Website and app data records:
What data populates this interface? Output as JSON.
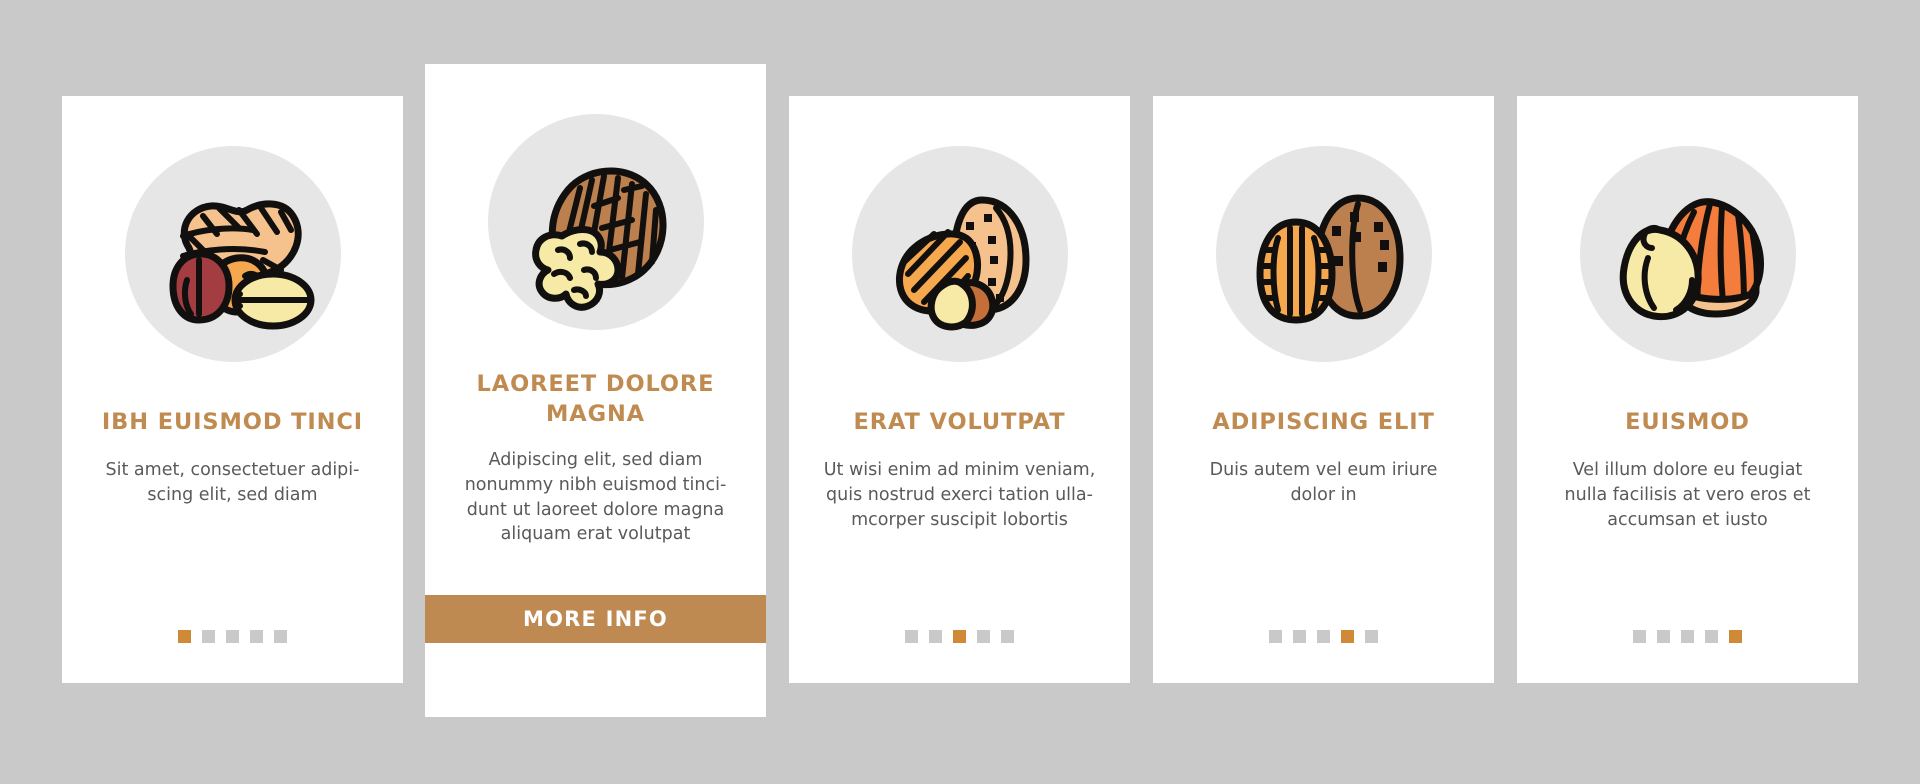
{
  "page": {
    "background_color": "#c9c9c9",
    "accent_color": "#c08b50",
    "dot_active_color": "#d08a37",
    "dot_inactive_color": "#c9c9c9",
    "button_color": "#bf8a51",
    "icon_circle_color": "#e6e6e6",
    "body_text_color": "#5a5a5a"
  },
  "cards": [
    {
      "icon_name": "peanut-icon",
      "title": "IBH EUISMOD TINCI",
      "description": "Sit amet, consectetuer adipi-scing elit, sed diam",
      "dots_total": 5,
      "dot_active_index": 0,
      "featured": false,
      "button_label": null
    },
    {
      "icon_name": "walnut-icon",
      "title": "LAOREET DOLORE MAGNA",
      "description": "Adipiscing elit, sed diam nonummy nibh euismod tinci-dunt ut laoreet dolore magna aliquam erat volutpat",
      "dots_total": 0,
      "dot_active_index": -1,
      "featured": true,
      "button_label": "MORE INFO"
    },
    {
      "icon_name": "almond-icon",
      "title": "ERAT VOLUTPAT",
      "description": "Ut wisi enim ad minim veniam, quis nostrud exerci tation ulla-mcorper suscipit lobortis",
      "dots_total": 5,
      "dot_active_index": 2,
      "featured": false,
      "button_label": null
    },
    {
      "icon_name": "pecan-icon",
      "title": "ADIPISCING ELIT",
      "description": "Duis autem vel eum iriure dolor in",
      "dots_total": 5,
      "dot_active_index": 3,
      "featured": false,
      "button_label": null
    },
    {
      "icon_name": "hazelnut-icon",
      "title": "EUISMOD",
      "description": "Vel illum dolore eu feugiat nulla facilisis at vero eros et accumsan et iusto",
      "dots_total": 5,
      "dot_active_index": 4,
      "featured": false,
      "button_label": null
    }
  ]
}
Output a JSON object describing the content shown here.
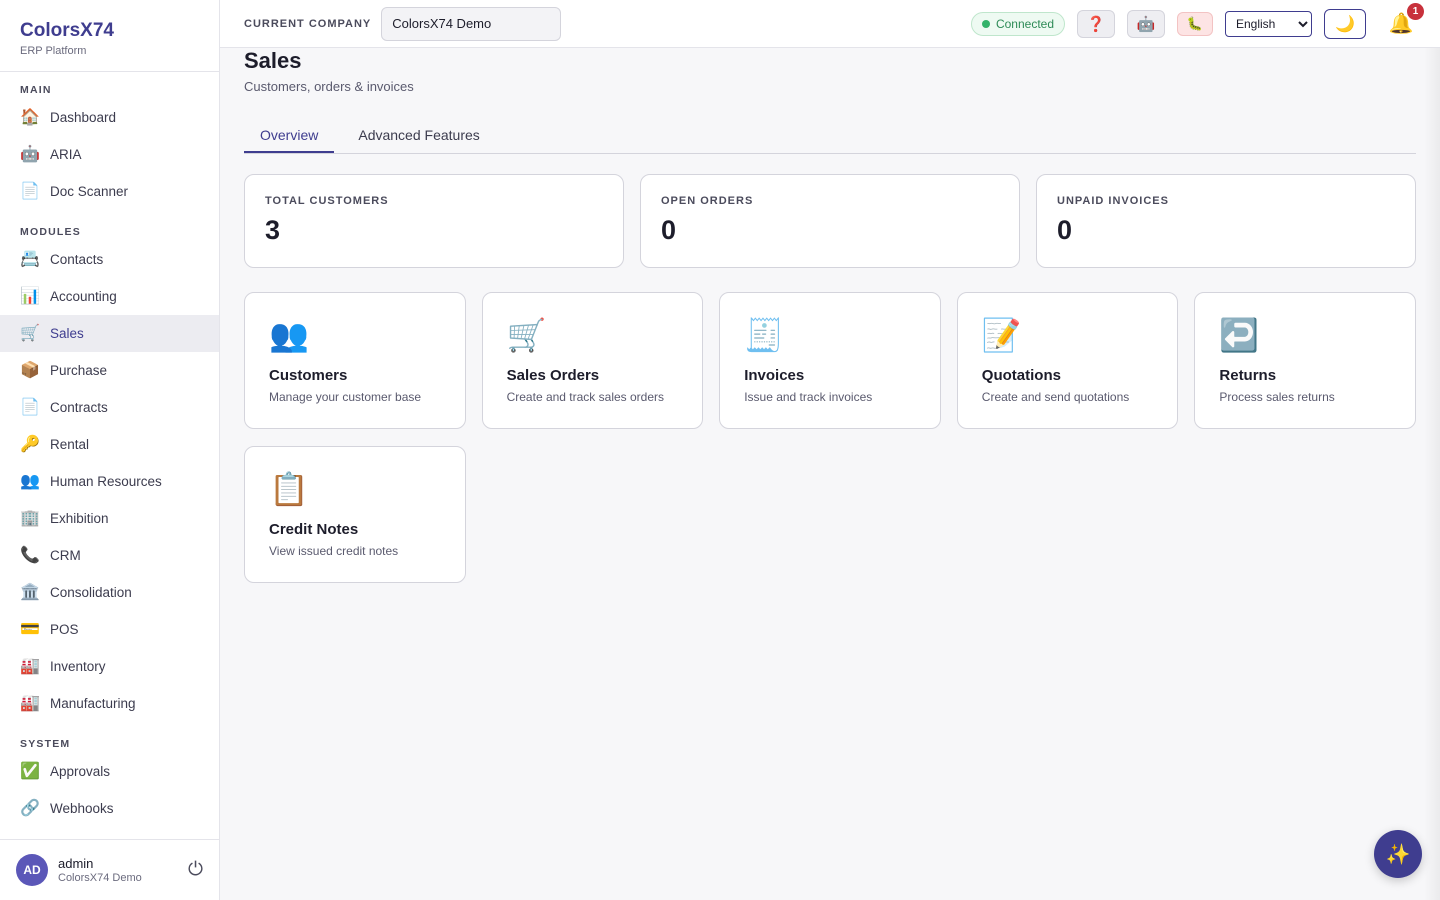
{
  "brand": {
    "name": "ColorsX74",
    "subtitle": "ERP Platform"
  },
  "sidebar": {
    "sections": [
      {
        "title": "MAIN",
        "items": [
          {
            "icon": "🏠",
            "icon_name": "house-icon",
            "label": "Dashboard"
          },
          {
            "icon": "🤖",
            "icon_name": "robot-icon",
            "label": "ARIA"
          },
          {
            "icon": "📄",
            "icon_name": "document-icon",
            "label": "Doc Scanner"
          }
        ]
      },
      {
        "title": "MODULES",
        "items": [
          {
            "icon": "📇",
            "icon_name": "card-index-icon",
            "label": "Contacts"
          },
          {
            "icon": "📊",
            "icon_name": "bar-chart-icon",
            "label": "Accounting"
          },
          {
            "icon": "🛒",
            "icon_name": "shopping-cart-icon",
            "label": "Sales",
            "active": true
          },
          {
            "icon": "📦",
            "icon_name": "package-icon",
            "label": "Purchase"
          },
          {
            "icon": "📄",
            "icon_name": "document-icon",
            "label": "Contracts"
          },
          {
            "icon": "🔑",
            "icon_name": "key-icon",
            "label": "Rental"
          },
          {
            "icon": "👥",
            "icon_name": "people-icon",
            "label": "Human Resources"
          },
          {
            "icon": "🏢",
            "icon_name": "office-building-icon",
            "label": "Exhibition"
          },
          {
            "icon": "📞",
            "icon_name": "phone-icon",
            "label": "CRM"
          },
          {
            "icon": "🏛️",
            "icon_name": "classical-building-icon",
            "label": "Consolidation"
          },
          {
            "icon": "💳",
            "icon_name": "credit-card-icon",
            "label": "POS"
          },
          {
            "icon": "🏭",
            "icon_name": "factory-icon",
            "label": "Inventory"
          },
          {
            "icon": "🏭",
            "icon_name": "factory-icon",
            "label": "Manufacturing"
          }
        ]
      },
      {
        "title": "SYSTEM",
        "items": [
          {
            "icon": "✅",
            "icon_name": "check-mark-icon",
            "label": "Approvals"
          },
          {
            "icon": "🔗",
            "icon_name": "link-icon",
            "label": "Webhooks"
          }
        ]
      }
    ]
  },
  "user": {
    "initials": "AD",
    "name": "admin",
    "company": "ColorsX74 Demo",
    "logout_icon": "⏻"
  },
  "topbar": {
    "company_label": "CURRENT COMPANY",
    "company_value": "ColorsX74 Demo",
    "status": "Connected",
    "help_icon": "❓",
    "robot_icon": "🤖",
    "bug_icon": "🐛",
    "language": "English",
    "theme_icon": "🌙",
    "bell_icon": "🔔",
    "notification_count": "1"
  },
  "page": {
    "title": "Sales",
    "subtitle": "Customers, orders & invoices"
  },
  "tabs": [
    {
      "label": "Overview",
      "active": true
    },
    {
      "label": "Advanced Features"
    }
  ],
  "stats": [
    {
      "label": "TOTAL CUSTOMERS",
      "value": "3"
    },
    {
      "label": "OPEN ORDERS",
      "value": "0"
    },
    {
      "label": "UNPAID INVOICES",
      "value": "0"
    }
  ],
  "cards": [
    {
      "icon": "👥",
      "icon_name": "people-icon",
      "title": "Customers",
      "desc": "Manage your customer base"
    },
    {
      "icon": "🛒",
      "icon_name": "shopping-cart-icon",
      "title": "Sales Orders",
      "desc": "Create and track sales orders"
    },
    {
      "icon": "🧾",
      "icon_name": "receipt-icon",
      "title": "Invoices",
      "desc": "Issue and track invoices"
    },
    {
      "icon": "📝",
      "icon_name": "memo-icon",
      "title": "Quotations",
      "desc": "Create and send quotations"
    },
    {
      "icon": "↩️",
      "icon_name": "return-arrow-icon",
      "title": "Returns",
      "desc": "Process sales returns"
    },
    {
      "icon": "📋",
      "icon_name": "clipboard-icon",
      "title": "Credit Notes",
      "desc": "View issued credit notes"
    }
  ],
  "fab_icon": "✨",
  "colors": {
    "accent": "#3f3d8f",
    "connected": "#34b36a",
    "badge": "#c8313b"
  }
}
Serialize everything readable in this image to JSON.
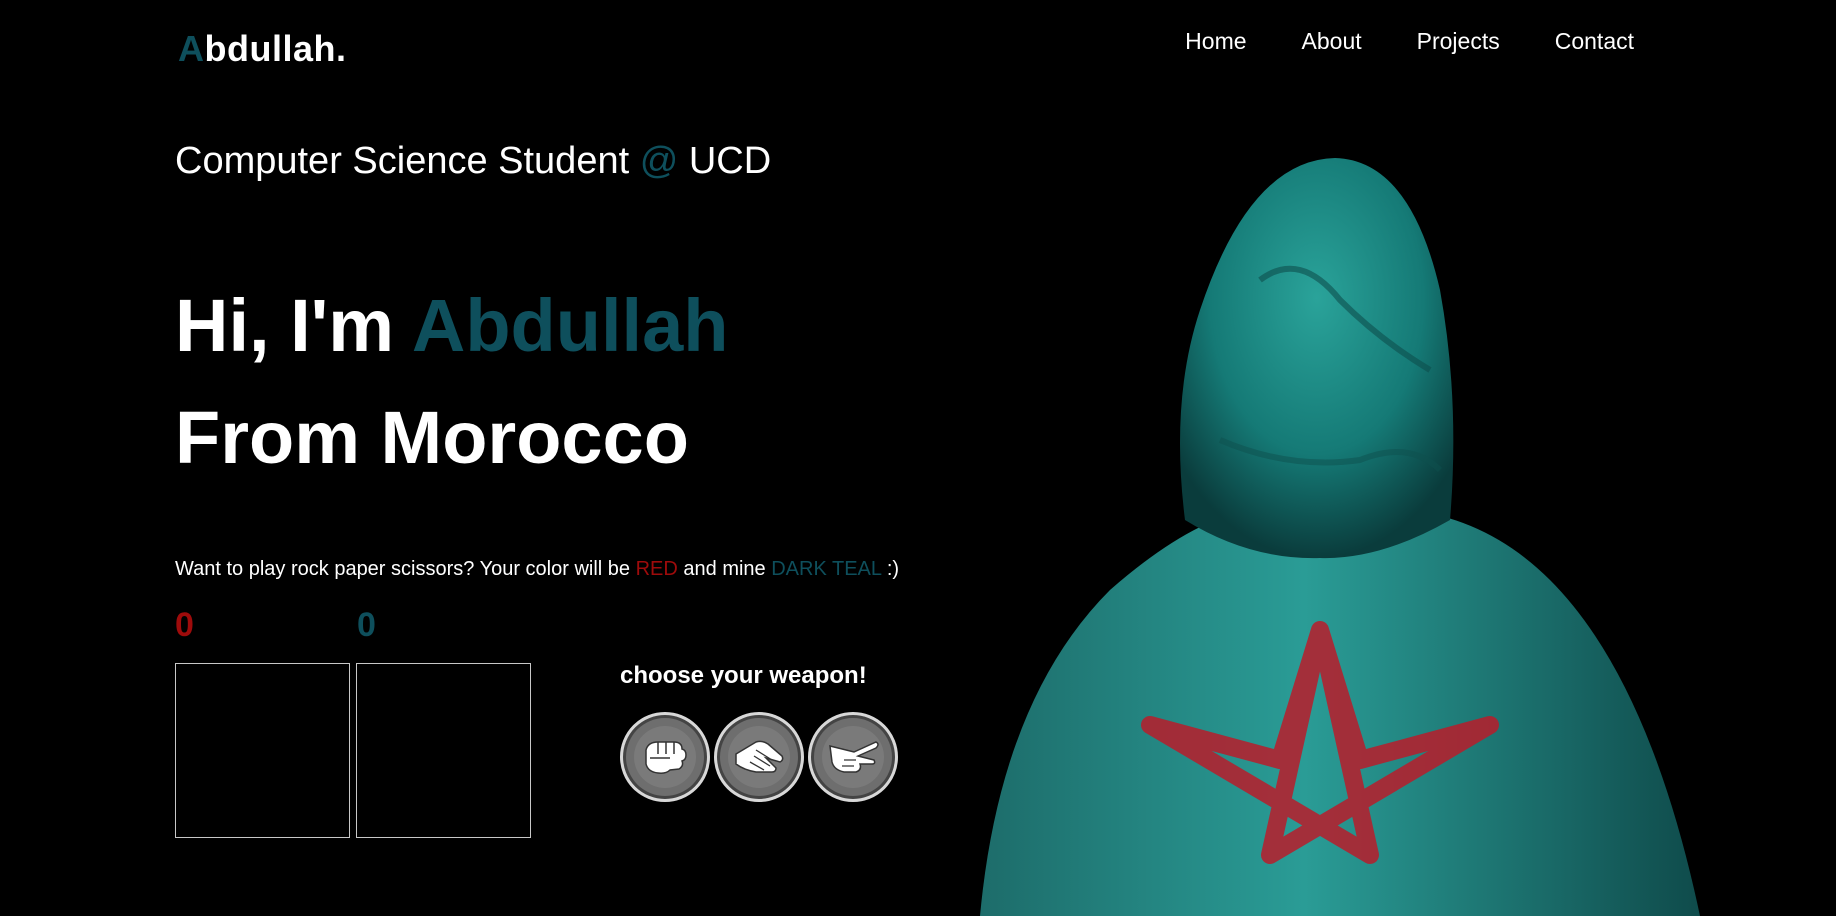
{
  "header": {
    "logo_first": "A",
    "logo_rest": "bdullah."
  },
  "nav": {
    "items": [
      "Home",
      "About",
      "Projects",
      "Contact"
    ]
  },
  "intro": {
    "subtitle_prefix": "Computer Science Student",
    "subtitle_at": "@",
    "subtitle_suffix": "UCD",
    "greeting": "Hi, I'm",
    "name": "Abdullah",
    "origin": "From Morocco"
  },
  "game": {
    "prompt_prefix": "Want to play rock paper scissors? Your color will be",
    "player_color_word": "RED",
    "prompt_middle": "and mine",
    "computer_color_word": "DARK TEAL",
    "prompt_suffix": ":)",
    "player_score": "0",
    "computer_score": "0",
    "choose_label": "choose your weapon!",
    "weapons": [
      "rock-icon",
      "paper-icon",
      "scissors-icon"
    ]
  },
  "colors": {
    "accent": "#0e4f5c",
    "player": "#9e0b0b",
    "background": "#000000"
  }
}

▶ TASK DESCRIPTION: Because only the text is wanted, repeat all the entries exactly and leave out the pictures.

▶ OUTPUT OF THE TASK:
What data populates this interface? Output as JSON.
{
  "page": {
    "background_color": "#c9c9c9",
    "accent_color": "#c08b50",
    "dot_active_color": "#d08a37",
    "dot_inactive_color": "#c9c9c9",
    "button_color": "#bf8a51",
    "icon_circle_color": "#e6e6e6",
    "body_text_color": "#5a5a5a"
  },
  "cards": [
    {
      "icon_name": "peanut-icon",
      "title": "IBH EUISMOD TINCI",
      "description": "Sit amet, consectetuer adipi-scing elit, sed diam",
      "dots_total": 5,
      "dot_active_index": 0,
      "featured": false,
      "button_label": null
    },
    {
      "icon_name": "walnut-icon",
      "title": "LAOREET DOLORE MAGNA",
      "description": "Adipiscing elit, sed diam nonummy nibh euismod tinci-dunt ut laoreet dolore magna aliquam erat volutpat",
      "dots_total": 0,
      "dot_active_index": -1,
      "featured": true,
      "button_label": "MORE INFO"
    },
    {
      "icon_name": "almond-icon",
      "title": "ERAT VOLUTPAT",
      "description": "Ut wisi enim ad minim veniam, quis nostrud exerci tation ulla-mcorper suscipit lobortis",
      "dots_total": 5,
      "dot_active_index": 2,
      "featured": false,
      "button_label": null
    },
    {
      "icon_name": "pecan-icon",
      "title": "ADIPISCING ELIT",
      "description": "Duis autem vel eum iriure dolor in",
      "dots_total": 5,
      "dot_active_index": 3,
      "featured": false,
      "button_label": null
    },
    {
      "icon_name": "hazelnut-icon",
      "title": "EUISMOD",
      "description": "Vel illum dolore eu feugiat nulla facilisis at vero eros et accumsan et iusto",
      "dots_total": 5,
      "dot_active_index": 4,
      "featured": false,
      "button_label": null
    }
  ]
}
Output a JSON object describing the content shown here.
{
  "brand": {
    "name": "ColorsX74",
    "subtitle": "ERP Platform"
  },
  "sidebar": {
    "sections": [
      {
        "title": "MAIN",
        "items": [
          {
            "icon": "🏠",
            "icon_name": "house-icon",
            "label": "Dashboard"
          },
          {
            "icon": "🤖",
            "icon_name": "robot-icon",
            "label": "ARIA"
          },
          {
            "icon": "📄",
            "icon_name": "document-icon",
            "label": "Doc Scanner"
          }
        ]
      },
      {
        "title": "MODULES",
        "items": [
          {
            "icon": "📇",
            "icon_name": "card-index-icon",
            "label": "Contacts"
          },
          {
            "icon": "📊",
            "icon_name": "bar-chart-icon",
            "label": "Accounting"
          },
          {
            "icon": "🛒",
            "icon_name": "shopping-cart-icon",
            "label": "Sales",
            "active": true
          },
          {
            "icon": "📦",
            "icon_name": "package-icon",
            "label": "Purchase"
          },
          {
            "icon": "📄",
            "icon_name": "document-icon",
            "label": "Contracts"
          },
          {
            "icon": "🔑",
            "icon_name": "key-icon",
            "label": "Rental"
          },
          {
            "icon": "👥",
            "icon_name": "people-icon",
            "label": "Human Resources"
          },
          {
            "icon": "🏢",
            "icon_name": "office-building-icon",
            "label": "Exhibition"
          },
          {
            "icon": "📞",
            "icon_name": "phone-icon",
            "label": "CRM"
          },
          {
            "icon": "🏛️",
            "icon_name": "classical-building-icon",
            "label": "Consolidation"
          },
          {
            "icon": "💳",
            "icon_name": "credit-card-icon",
            "label": "POS"
          },
          {
            "icon": "🏭",
            "icon_name": "factory-icon",
            "label": "Inventory"
          },
          {
            "icon": "🏭",
            "icon_name": "factory-icon",
            "label": "Manufacturing"
          }
        ]
      },
      {
        "title": "SYSTEM",
        "items": [
          {
            "icon": "✅",
            "icon_name": "check-mark-icon",
            "label": "Approvals"
          },
          {
            "icon": "🔗",
            "icon_name": "link-icon",
            "label": "Webhooks"
          }
        ]
      }
    ]
  },
  "user": {
    "initials": "AD",
    "name": "admin",
    "company": "ColorsX74 Demo",
    "logout_icon": "⏻"
  },
  "topbar": {
    "company_label": "CURRENT COMPANY",
    "company_value": "ColorsX74 Demo",
    "status": "Connected",
    "help_icon": "❓",
    "robot_icon": "🤖",
    "bug_icon": "🐛",
    "language": "English",
    "theme_icon": "🌙",
    "bell_icon": "🔔",
    "notification_count": "1"
  },
  "page": {
    "title": "Sales",
    "subtitle": "Customers, orders & invoices"
  },
  "tabs": [
    {
      "label": "Overview",
      "active": true
    },
    {
      "label": "Advanced Features"
    }
  ],
  "stats": [
    {
      "label": "TOTAL CUSTOMERS",
      "value": "3"
    },
    {
      "label": "OPEN ORDERS",
      "value": "0"
    },
    {
      "label": "UNPAID INVOICES",
      "value": "0"
    }
  ],
  "cards": [
    {
      "icon": "👥",
      "icon_name": "people-icon",
      "title": "Customers",
      "desc": "Manage your customer base"
    },
    {
      "icon": "🛒",
      "icon_name": "shopping-cart-icon",
      "title": "Sales Orders",
      "desc": "Create and track sales orders"
    },
    {
      "icon": "🧾",
      "icon_name": "receipt-icon",
      "title": "Invoices",
      "desc": "Issue and track invoices"
    },
    {
      "icon": "📝",
      "icon_name": "memo-icon",
      "title": "Quotations",
      "desc": "Create and send quotations"
    },
    {
      "icon": "↩️",
      "icon_name": "return-arrow-icon",
      "title": "Returns",
      "desc": "Process sales returns"
    },
    {
      "icon": "📋",
      "icon_name": "clipboard-icon",
      "title": "Credit Notes",
      "desc": "View issued credit notes"
    }
  ],
  "fab_icon": "✨",
  "colors": {
    "accent": "#3f3d8f",
    "connected": "#34b36a",
    "badge": "#c8313b"
  }
}
Serialize everything readable in this image to JSON.
{
  "header": {
    "logo_first": "A",
    "logo_rest": "bdullah."
  },
  "nav": {
    "items": [
      "Home",
      "About",
      "Projects",
      "Contact"
    ]
  },
  "intro": {
    "subtitle_prefix": "Computer Science Student",
    "subtitle_at": "@",
    "subtitle_suffix": "UCD",
    "greeting": "Hi, I'm",
    "name": "Abdullah",
    "origin": "From Morocco"
  },
  "game": {
    "prompt_prefix": "Want to play rock paper scissors? Your color will be",
    "player_color_word": "RED",
    "prompt_middle": "and mine",
    "computer_color_word": "DARK TEAL",
    "prompt_suffix": ":)",
    "player_score": "0",
    "computer_score": "0",
    "choose_label": "choose your weapon!",
    "weapons": [
      "rock-icon",
      "paper-icon",
      "scissors-icon"
    ]
  },
  "colors": {
    "accent": "#0e4f5c",
    "player": "#9e0b0b",
    "background": "#000000"
  }
}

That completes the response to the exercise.